Segment Start: SUPPLIED MATERIAL
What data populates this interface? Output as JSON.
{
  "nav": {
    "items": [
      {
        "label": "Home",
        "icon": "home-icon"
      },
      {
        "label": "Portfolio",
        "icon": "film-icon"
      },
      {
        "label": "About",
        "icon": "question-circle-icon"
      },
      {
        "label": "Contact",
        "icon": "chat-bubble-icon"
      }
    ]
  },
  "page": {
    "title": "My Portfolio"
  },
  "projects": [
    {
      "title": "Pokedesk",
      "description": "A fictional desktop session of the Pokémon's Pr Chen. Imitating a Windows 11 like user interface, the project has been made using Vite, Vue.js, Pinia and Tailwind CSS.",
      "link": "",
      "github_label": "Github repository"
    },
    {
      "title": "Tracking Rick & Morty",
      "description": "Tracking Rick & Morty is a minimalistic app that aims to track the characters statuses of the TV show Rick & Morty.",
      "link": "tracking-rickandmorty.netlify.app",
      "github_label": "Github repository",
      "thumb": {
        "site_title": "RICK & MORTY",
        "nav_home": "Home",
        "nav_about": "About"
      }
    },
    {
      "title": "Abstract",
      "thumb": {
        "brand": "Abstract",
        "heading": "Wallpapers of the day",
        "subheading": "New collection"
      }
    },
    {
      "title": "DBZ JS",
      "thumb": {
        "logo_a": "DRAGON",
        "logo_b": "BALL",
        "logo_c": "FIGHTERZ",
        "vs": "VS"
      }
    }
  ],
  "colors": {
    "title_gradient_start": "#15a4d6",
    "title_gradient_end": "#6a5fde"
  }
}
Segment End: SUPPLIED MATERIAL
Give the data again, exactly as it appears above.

SOLUTION:
What data populates this interface? Output as JSON.
{
  "nav": {
    "items": [
      {
        "label": "Home",
        "icon": "home-icon"
      },
      {
        "label": "Portfolio",
        "icon": "film-icon"
      },
      {
        "label": "About",
        "icon": "question-circle-icon"
      },
      {
        "label": "Contact",
        "icon": "chat-bubble-icon"
      }
    ]
  },
  "page": {
    "title": "My Portfolio"
  },
  "projects": [
    {
      "title": "Pokedesk",
      "description": "A fictional desktop session of the Pokémon's Pr Chen. Imitating a Windows 11 like user interface, the project has been made using Vite, Vue.js, Pinia and Tailwind CSS.",
      "link": "",
      "github_label": "Github repository"
    },
    {
      "title": "Tracking Rick & Morty",
      "description": "Tracking Rick & Morty is a minimalistic app that aims to track the characters statuses of the TV show Rick & Morty.",
      "link": "tracking-rickandmorty.netlify.app",
      "github_label": "Github repository",
      "thumb": {
        "site_title": "RICK & MORTY",
        "nav_home": "Home",
        "nav_about": "About"
      }
    },
    {
      "title": "Abstract",
      "thumb": {
        "brand": "Abstract",
        "heading": "Wallpapers of the day",
        "subheading": "New collection"
      }
    },
    {
      "title": "DBZ JS",
      "thumb": {
        "logo_a": "DRAGON",
        "logo_b": "BALL",
        "logo_c": "FIGHTERZ",
        "vs": "VS"
      }
    }
  ],
  "colors": {
    "title_gradient_start": "#15a4d6",
    "title_gradient_end": "#6a5fde"
  }
}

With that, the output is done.